Rachel YoungmanPhoto Provided

Rachael Youngman creator of the podcast Native ChocTalk.

Native ChocTalk preserving tribal stories for future generations

By Shelia Kirven
November 1, 2023

Rachael Youngman is the creator and host of the podcast Native ChocTalk. She interviews individuals from all tribes who wish to share their stories, ancestral history, traditions and cultural information.

Native ChocTalk was begun for preservation reasons, according to Youngman. “I am hoping to capture all those precious ancestral stories and history for multiple reasons,” said Youngman. “Not just for our listeners to learn and enjoy, but also for the families and descendants of my guests to hear the stories in my guests’ voices. I also hope in some way we’re honoring our ancestors by keeping their memories and names alive.”

Each episode takes many hours of research, script writing, interviewing, editing, posting and socializing. The Native ChocTalk team consists of Youngman, a site manager and a graphic artist.

Youngman is proud of her Choctaw heritage.

“My tribe was a big influence on me as I began this podcast,” said Youngman.

She promotes information on researching tribal ancestry, Choctaw language classes, Choctaw artists, the CHAHTA Foundation, Choctaw ponies, and Jones Academy on the podcast and website. She grew up in Anadarko, where her dad was the art teacher at Riverside Indian School. Youngman graduated from Butler University, spent twenty years performing as a trained opera singer, and was the youngest recipient of the Young Talent Award from the Metropolitan Opera at age nineteen. She received awards for several years from the National Association of Teachers of Singing for opera competitions.

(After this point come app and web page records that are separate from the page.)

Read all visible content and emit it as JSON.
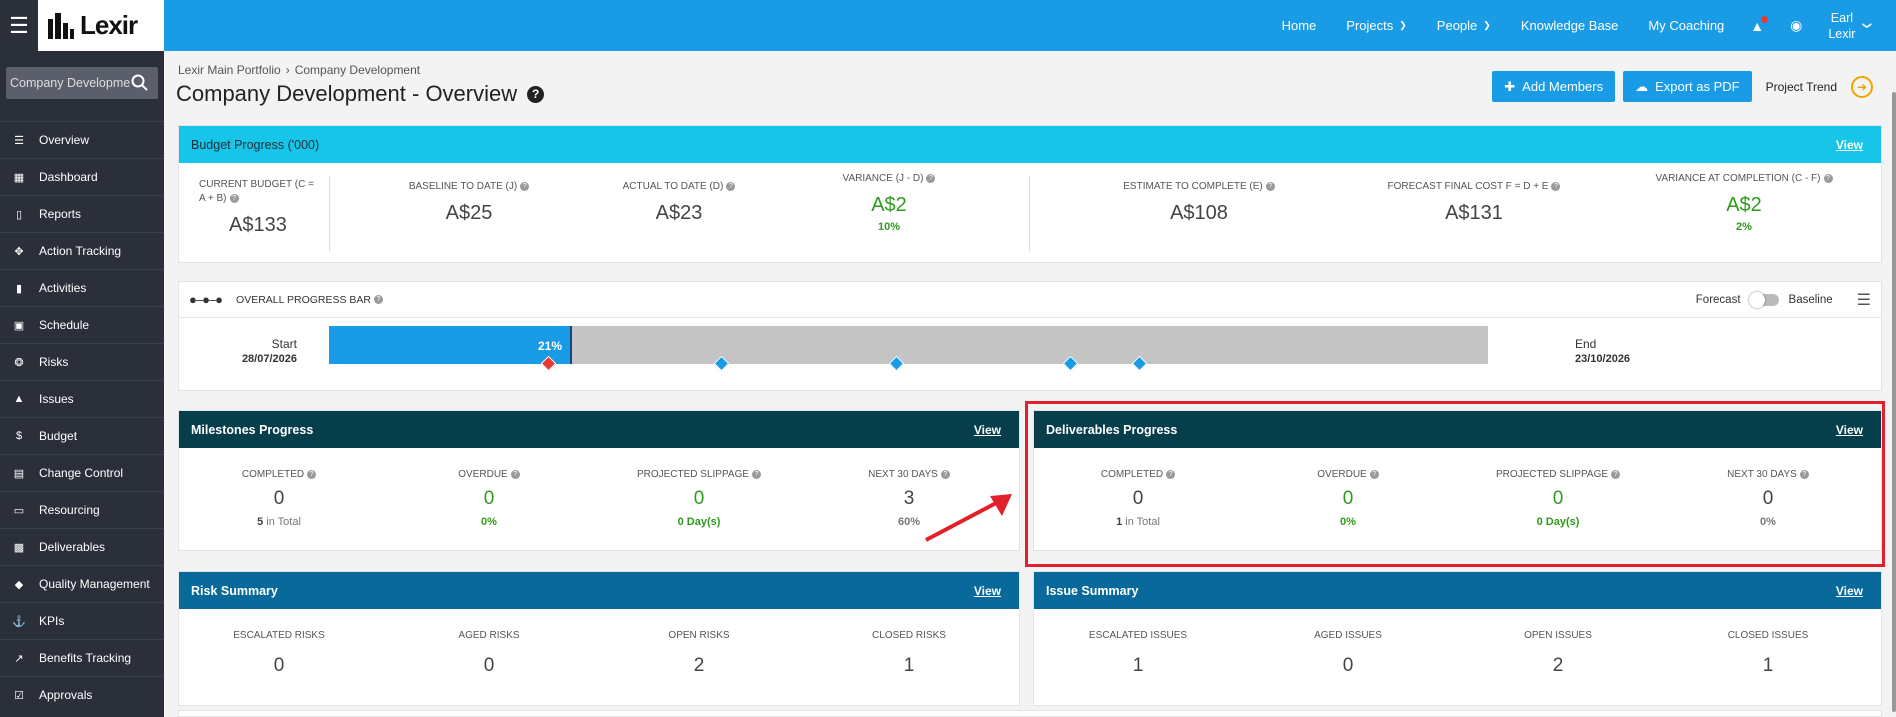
{
  "brand": {
    "logo_text": "Lexir"
  },
  "topnav": {
    "items": [
      {
        "label": "Home",
        "dropdown": false
      },
      {
        "label": "Projects",
        "dropdown": true
      },
      {
        "label": "People",
        "dropdown": true
      },
      {
        "label": "Knowledge Base",
        "dropdown": false
      },
      {
        "label": "My Coaching",
        "dropdown": false
      }
    ],
    "user": {
      "first": "Earl",
      "last": "Lexir"
    }
  },
  "sidebar": {
    "search_value": "Company Development",
    "items": [
      {
        "label": "Overview",
        "icon": "list-icon"
      },
      {
        "label": "Dashboard",
        "icon": "dashboard-icon"
      },
      {
        "label": "Reports",
        "icon": "bar-chart-icon"
      },
      {
        "label": "Action Tracking",
        "icon": "move-icon"
      },
      {
        "label": "Activities",
        "icon": "bookmark-icon"
      },
      {
        "label": "Schedule",
        "icon": "calendar-icon"
      },
      {
        "label": "Risks",
        "icon": "bulb-icon"
      },
      {
        "label": "Issues",
        "icon": "warning-icon"
      },
      {
        "label": "Budget",
        "icon": "dollar-icon"
      },
      {
        "label": "Change Control",
        "icon": "server-icon"
      },
      {
        "label": "Resourcing",
        "icon": "folder-icon"
      },
      {
        "label": "Deliverables",
        "icon": "truck-icon"
      },
      {
        "label": "Quality Management",
        "icon": "tag-icon"
      },
      {
        "label": "KPIs",
        "icon": "anchor-icon"
      },
      {
        "label": "Benefits Tracking",
        "icon": "trend-icon"
      },
      {
        "label": "Approvals",
        "icon": "check-square-icon"
      }
    ]
  },
  "header": {
    "breadcrumb": [
      "Lexir Main Portfolio",
      "Company Development"
    ],
    "title": "Company Development - Overview",
    "add_members": "Add Members",
    "export_pdf": "Export as PDF",
    "project_trend": "Project Trend"
  },
  "budget": {
    "title": "Budget Progress ('000)",
    "view": "View",
    "cells": [
      {
        "label": "CURRENT BUDGET (C = A + B)",
        "value": "A$133",
        "sub": ""
      },
      {
        "label": "BASELINE TO DATE (J)",
        "value": "A$25",
        "sub": ""
      },
      {
        "label": "ACTUAL TO DATE (D)",
        "value": "A$23",
        "sub": ""
      },
      {
        "label": "VARIANCE (J - D)",
        "value": "A$2",
        "sub": "10%"
      },
      {
        "label": "ESTIMATE TO COMPLETE (E)",
        "value": "A$108",
        "sub": ""
      },
      {
        "label": "FORECAST FINAL COST F = D + E",
        "value": "A$131",
        "sub": ""
      },
      {
        "label": "VARIANCE AT COMPLETION (C - F)",
        "value": "A$2",
        "sub": "2%"
      }
    ]
  },
  "overall": {
    "title": "OVERALL PROGRESS BAR",
    "forecast": "Forecast",
    "baseline": "Baseline",
    "start_label": "Start",
    "start_date": "28/07/2026",
    "end_label": "End",
    "end_date": "23/10/2026",
    "percent_label": "21%",
    "progress_fraction": 0.21,
    "milestone_fractions": [
      0.19,
      0.339,
      0.49,
      0.64,
      0.7
    ],
    "milestone_overdue": [
      true,
      false,
      false,
      false,
      false
    ]
  },
  "milestones": {
    "title": "Milestones Progress",
    "view": "View",
    "completed_label": "COMPLETED",
    "completed": "0",
    "total_num": "5",
    "total_word": "in Total",
    "overdue_label": "OVERDUE",
    "overdue": "0",
    "overdue_pct": "0%",
    "slippage_label": "PROJECTED SLIPPAGE",
    "slippage": "0",
    "slippage_days": "0 Day(s)",
    "next30_label": "NEXT 30 DAYS",
    "next30": "3",
    "next30_pct": "60%"
  },
  "deliverables": {
    "title": "Deliverables Progress",
    "view": "View",
    "completed_label": "COMPLETED",
    "completed": "0",
    "total_num": "1",
    "total_word": "in Total",
    "overdue_label": "OVERDUE",
    "overdue": "0",
    "overdue_pct": "0%",
    "slippage_label": "PROJECTED SLIPPAGE",
    "slippage": "0",
    "slippage_days": "0 Day(s)",
    "next30_label": "NEXT 30 DAYS",
    "next30": "0",
    "next30_pct": "0%"
  },
  "risk": {
    "title": "Risk Summary",
    "view": "View",
    "cells": [
      {
        "label": "ESCALATED RISKS",
        "value": "0"
      },
      {
        "label": "AGED RISKS",
        "value": "0"
      },
      {
        "label": "OPEN RISKS",
        "value": "2"
      },
      {
        "label": "CLOSED RISKS",
        "value": "1"
      }
    ]
  },
  "issue": {
    "title": "Issue Summary",
    "view": "View",
    "cells": [
      {
        "label": "ESCALATED ISSUES",
        "value": "1"
      },
      {
        "label": "AGED ISSUES",
        "value": "0"
      },
      {
        "label": "OPEN ISSUES",
        "value": "2"
      },
      {
        "label": "CLOSED ISSUES",
        "value": "1"
      }
    ]
  },
  "colors": {
    "topbar": "#1a9be6",
    "sidebar": "#2b2f3a",
    "budget_header": "#17c5e8",
    "panel_dark": "#063e4b",
    "panel_blue": "#08699a",
    "positive": "#2e9c1a",
    "highlight": "#e0212b"
  }
}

Youngman has worked in radio, commercials, infomercials and public relations for the Indianapolis Colts. She was publicist for a book about them and led a team promoting the Colts Business Alliance. She has been a dating and relationships columnist, a relationships counselor and currently works in software sales for technology companies.

Her inspiration was her great-grandmother, Ella (Davis) Shofner. Youngman said her sister interviewed the elder for a college paper.

“Ella was full-blood Choctaw, born in 1903. When I was in my late 20s, Ella passed away, and our family was devastated to lose her,” said Youngman. “One evening, I thought of her and regretted not spending more time with her in her last days; then the paper my sister had written came to mind, and I immediately scrambled to find it in the filing cabinet. There it was, tucked away, unread. I sat there, reading every word, and couldn’t stop crying.”

At age three, Ella had been sold by her mother into guardianship for $1,000 to a non-Native man, the wealthiest landowner in the area, according to the paper.

According to Youngman, she would not have known the tragic story if she had never read the paper.

Youngman says she is eager to learn more about her tribe and family through this journey.
“I am writing a book about their stories [her family] in hopes to bring them honor,” said Youngman.

She intends through the book to preserve her own ancestral stories and wants to give all tribes opportunities to do so as well through the podcast.

“If we do not do that now, those stories will be dust in the wind,” Youngman said.

Podcast guests are the experts, and Youngman says she learns from each one. She has interviewed from tribes she had never heard about and those with small numbers of surviving members.

“I feel a sense of urgency to record everyone’s stories, but even more so for those tribes whose members are so few,” said Youngman. “For my guests who feel comfortable sharing, I am all about helping them capture these important pieces of history for future generations. For many years, and rightfully so, our ancestors were told to hide their stories and not engage in their culture. I find that some elders are still in that mindset. Again, I understand why. To talk to outsiders meant they could be physically harmed or even killed. But now is the time to say no to burying who we are. Storytelling is who we are, it is what we are. And it brings us all together.”

She hopes through the podcast, people will want to share stories and dig deep into their histories. She said she believes the best stories are those not found in history books.

“Our people were forgotten for so long. I hope they will no longer be forgotten and will be honored by our bringing their stories to light. This isn’t just for family members who have passed,” said Youngman. “There are so many still living today who have amazing stories and have accomplished so much – business owners, leaders, artists, volunteers, grandparents and more. Everyone has a story.”

Youngman’s future goals are to develop a storytelling curriculum for schools and homeschoolers, continue supporting MMIW efforts, and support Native artists and businesses. She also wants to compile the stories from the podcast into a book.

“I feel I owe the women who came before me and paved what was probably a challenging path to work hard and succeed. At the same time, it is humbling, because with success comes responsibility,” she said. “I believe our female Choctaw ancestors worked incredibly hard. I have to believe that work ethic is in each and every one of us Choctaw women today, and I hope we are all tapping into that. I cannot help but think our ancestors must be cheering us on.”

You can listen to Native ChocTalk on their website, YouTube channel or most social platforms.